__Work task__. All entries below need to be written out exactly, but without their pictures.

__Data for the task__.
/---

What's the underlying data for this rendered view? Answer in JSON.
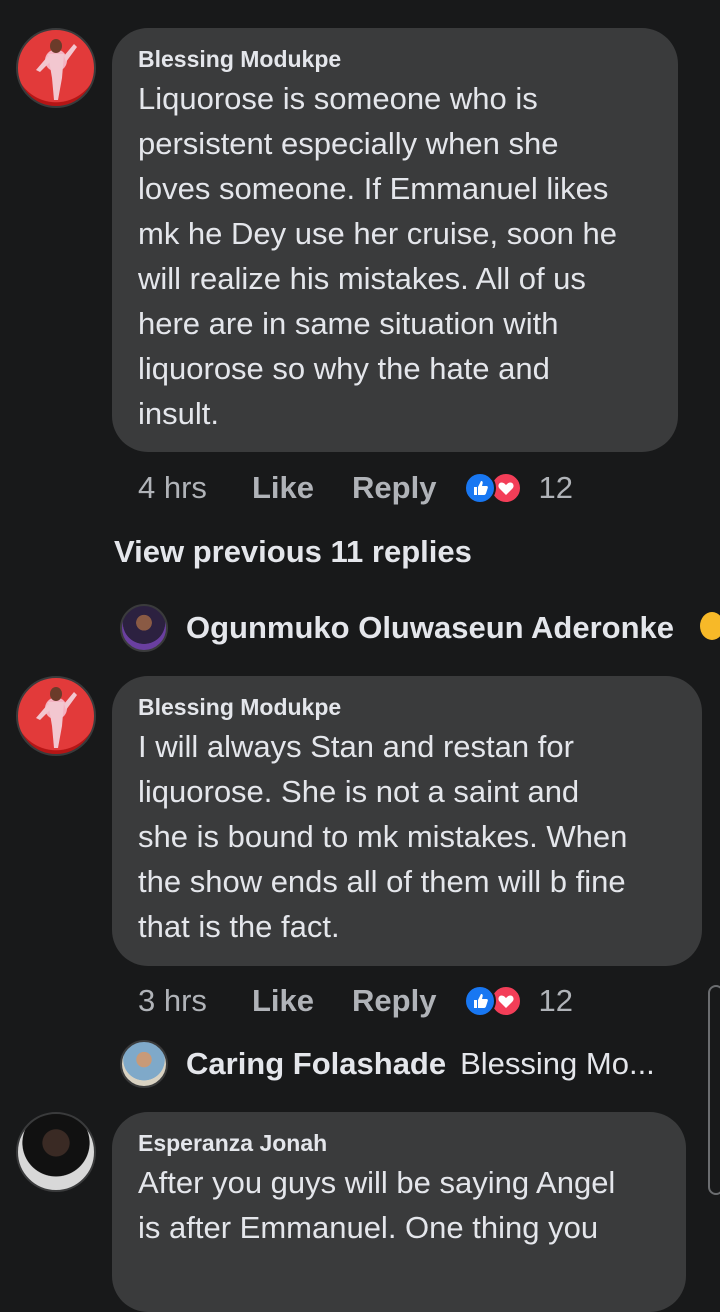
{
  "comments": [
    {
      "author": "Blessing Modukpe",
      "lines": [
        "Liquorose is someone who is",
        "persistent especially when she",
        "loves someone. If Emmanuel likes",
        "mk he Dey use her cruise, soon he",
        "will realize his mistakes. All of us",
        "here are in same situation with",
        "liquorose so why the hate and",
        "insult."
      ],
      "time": "4 hrs",
      "like_label": "Like",
      "reply_label": "Reply",
      "reaction_count": "12"
    },
    {
      "author": "Blessing Modukpe",
      "lines": [
        "I will always Stan and restan for",
        "liquorose. She is not a saint and",
        "she is bound to mk mistakes. When",
        "the show ends all of them will b fine",
        "that is the fact."
      ],
      "time": "3 hrs",
      "like_label": "Like",
      "reply_label": "Reply",
      "reaction_count": "12"
    },
    {
      "author": "Esperanza Jonah",
      "lines": [
        "After you guys will be saying Angel",
        "is after Emmanuel. One thing you"
      ]
    }
  ],
  "view_previous": "View previous 11 replies",
  "reply_previews": [
    {
      "name": "Ogunmuko Oluwaseun Aderonke",
      "snippet": ""
    },
    {
      "name": "Caring Folashade",
      "snippet": "Blessing Mo..."
    }
  ],
  "reactions": [
    "like-icon",
    "love-icon"
  ],
  "colors": {
    "background": "#18191a",
    "bubble": "#3a3b3c",
    "text": "#e4e6eb",
    "secondary_text": "#b0b3b8",
    "like_blue": "#1877f2",
    "love_red": "#f33e58"
  }
}
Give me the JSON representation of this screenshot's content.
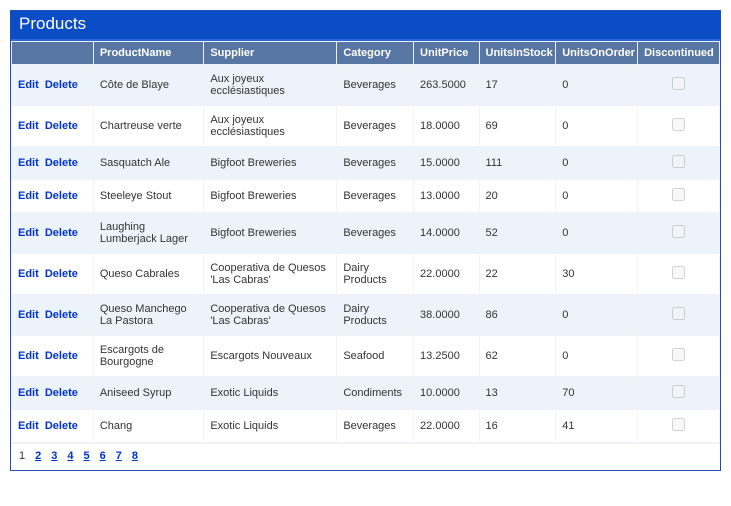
{
  "title": "Products",
  "actions": {
    "edit": "Edit",
    "delete": "Delete"
  },
  "headers": {
    "product": "ProductName",
    "supplier": "Supplier",
    "category": "Category",
    "price": "UnitPrice",
    "stock": "UnitsInStock",
    "order": "UnitsOnOrder",
    "discontinued": "Discontinued"
  },
  "rows": [
    {
      "product": "Côte de Blaye",
      "supplier": "Aux joyeux ecclésiastiques",
      "category": "Beverages",
      "price": "263.5000",
      "stock": "17",
      "order": "0",
      "discontinued": false
    },
    {
      "product": "Chartreuse verte",
      "supplier": "Aux joyeux ecclésiastiques",
      "category": "Beverages",
      "price": "18.0000",
      "stock": "69",
      "order": "0",
      "discontinued": false
    },
    {
      "product": "Sasquatch Ale",
      "supplier": "Bigfoot Breweries",
      "category": "Beverages",
      "price": "15.0000",
      "stock": "111",
      "order": "0",
      "discontinued": false
    },
    {
      "product": "Steeleye Stout",
      "supplier": "Bigfoot Breweries",
      "category": "Beverages",
      "price": "13.0000",
      "stock": "20",
      "order": "0",
      "discontinued": false
    },
    {
      "product": "Laughing Lumberjack Lager",
      "supplier": "Bigfoot Breweries",
      "category": "Beverages",
      "price": "14.0000",
      "stock": "52",
      "order": "0",
      "discontinued": false
    },
    {
      "product": "Queso Cabrales",
      "supplier": "Cooperativa de Quesos 'Las Cabras'",
      "category": "Dairy Products",
      "price": "22.0000",
      "stock": "22",
      "order": "30",
      "discontinued": false
    },
    {
      "product": "Queso Manchego La Pastora",
      "supplier": "Cooperativa de Quesos 'Las Cabras'",
      "category": "Dairy Products",
      "price": "38.0000",
      "stock": "86",
      "order": "0",
      "discontinued": false
    },
    {
      "product": "Escargots de Bourgogne",
      "supplier": "Escargots Nouveaux",
      "category": "Seafood",
      "price": "13.2500",
      "stock": "62",
      "order": "0",
      "discontinued": false
    },
    {
      "product": "Aniseed Syrup",
      "supplier": "Exotic Liquids",
      "category": "Condiments",
      "price": "10.0000",
      "stock": "13",
      "order": "70",
      "discontinued": false
    },
    {
      "product": "Chang",
      "supplier": "Exotic Liquids",
      "category": "Beverages",
      "price": "22.0000",
      "stock": "16",
      "order": "41",
      "discontinued": false
    }
  ],
  "pager": {
    "current": 1,
    "pages": [
      1,
      2,
      3,
      4,
      5,
      6,
      7,
      8
    ]
  }
}
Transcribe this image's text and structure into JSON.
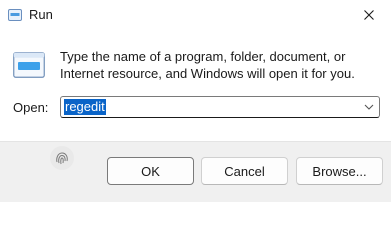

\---

__Response area__.
What's the underlying data for this rendered view? Answer in JSON.
{
  "comments": [
    {
      "author": "Blessing Modukpe",
      "lines": [
        "Liquorose is someone who is",
        "persistent especially when she",
        "loves someone. If Emmanuel likes",
        "mk he Dey use her cruise, soon he",
        "will realize his mistakes. All of us",
        "here are in same situation with",
        "liquorose so why the hate and",
        "insult."
      ],
      "time": "4 hrs",
      "like_label": "Like",
      "reply_label": "Reply",
      "reaction_count": "12"
    },
    {
      "author": "Blessing Modukpe",
      "lines": [
        "I will always Stan and restan for",
        "liquorose. She is not a saint and",
        "she is bound to mk mistakes. When",
        "the show ends all of them will b fine",
        "that is the fact."
      ],
      "time": "3 hrs",
      "like_label": "Like",
      "reply_label": "Reply",
      "reaction_count": "12"
    },
    {
      "author": "Esperanza Jonah",
      "lines": [
        "After you guys will be saying Angel",
        "is after Emmanuel. One thing you"
      ]
    }
  ],
  "view_previous": "View previous 11 replies",
  "reply_previews": [
    {
      "name": "Ogunmuko Oluwaseun Aderonke",
      "snippet": ""
    },
    {
      "name": "Caring Folashade",
      "snippet": "Blessing Mo..."
    }
  ],
  "reactions": [
    "like-icon",
    "love-icon"
  ],
  "colors": {
    "background": "#18191a",
    "bubble": "#3a3b3c",
    "text": "#e4e6eb",
    "secondary_text": "#b0b3b8",
    "like_blue": "#1877f2",
    "love_red": "#f33e58"
  }
}
Give me the JSON representation of this screenshot's content.
{
  "title": "Products",
  "actions": {
    "edit": "Edit",
    "delete": "Delete"
  },
  "headers": {
    "product": "ProductName",
    "supplier": "Supplier",
    "category": "Category",
    "price": "UnitPrice",
    "stock": "UnitsInStock",
    "order": "UnitsOnOrder",
    "discontinued": "Discontinued"
  },
  "rows": [
    {
      "product": "Côte de Blaye",
      "supplier": "Aux joyeux ecclésiastiques",
      "category": "Beverages",
      "price": "263.5000",
      "stock": "17",
      "order": "0",
      "discontinued": false
    },
    {
      "product": "Chartreuse verte",
      "supplier": "Aux joyeux ecclésiastiques",
      "category": "Beverages",
      "price": "18.0000",
      "stock": "69",
      "order": "0",
      "discontinued": false
    },
    {
      "product": "Sasquatch Ale",
      "supplier": "Bigfoot Breweries",
      "category": "Beverages",
      "price": "15.0000",
      "stock": "111",
      "order": "0",
      "discontinued": false
    },
    {
      "product": "Steeleye Stout",
      "supplier": "Bigfoot Breweries",
      "category": "Beverages",
      "price": "13.0000",
      "stock": "20",
      "order": "0",
      "discontinued": false
    },
    {
      "product": "Laughing Lumberjack Lager",
      "supplier": "Bigfoot Breweries",
      "category": "Beverages",
      "price": "14.0000",
      "stock": "52",
      "order": "0",
      "discontinued": false
    },
    {
      "product": "Queso Cabrales",
      "supplier": "Cooperativa de Quesos 'Las Cabras'",
      "category": "Dairy Products",
      "price": "22.0000",
      "stock": "22",
      "order": "30",
      "discontinued": false
    },
    {
      "product": "Queso Manchego La Pastora",
      "supplier": "Cooperativa de Quesos 'Las Cabras'",
      "category": "Dairy Products",
      "price": "38.0000",
      "stock": "86",
      "order": "0",
      "discontinued": false
    },
    {
      "product": "Escargots de Bourgogne",
      "supplier": "Escargots Nouveaux",
      "category": "Seafood",
      "price": "13.2500",
      "stock": "62",
      "order": "0",
      "discontinued": false
    },
    {
      "product": "Aniseed Syrup",
      "supplier": "Exotic Liquids",
      "category": "Condiments",
      "price": "10.0000",
      "stock": "13",
      "order": "70",
      "discontinued": false
    },
    {
      "product": "Chang",
      "supplier": "Exotic Liquids",
      "category": "Beverages",
      "price": "22.0000",
      "stock": "16",
      "order": "41",
      "discontinued": false
    }
  ],
  "pager": {
    "current": 1,
    "pages": [
      1,
      2,
      3,
      4,
      5,
      6,
      7,
      8
    ]
  }
}
Transcribe this image's text and structure into JSON.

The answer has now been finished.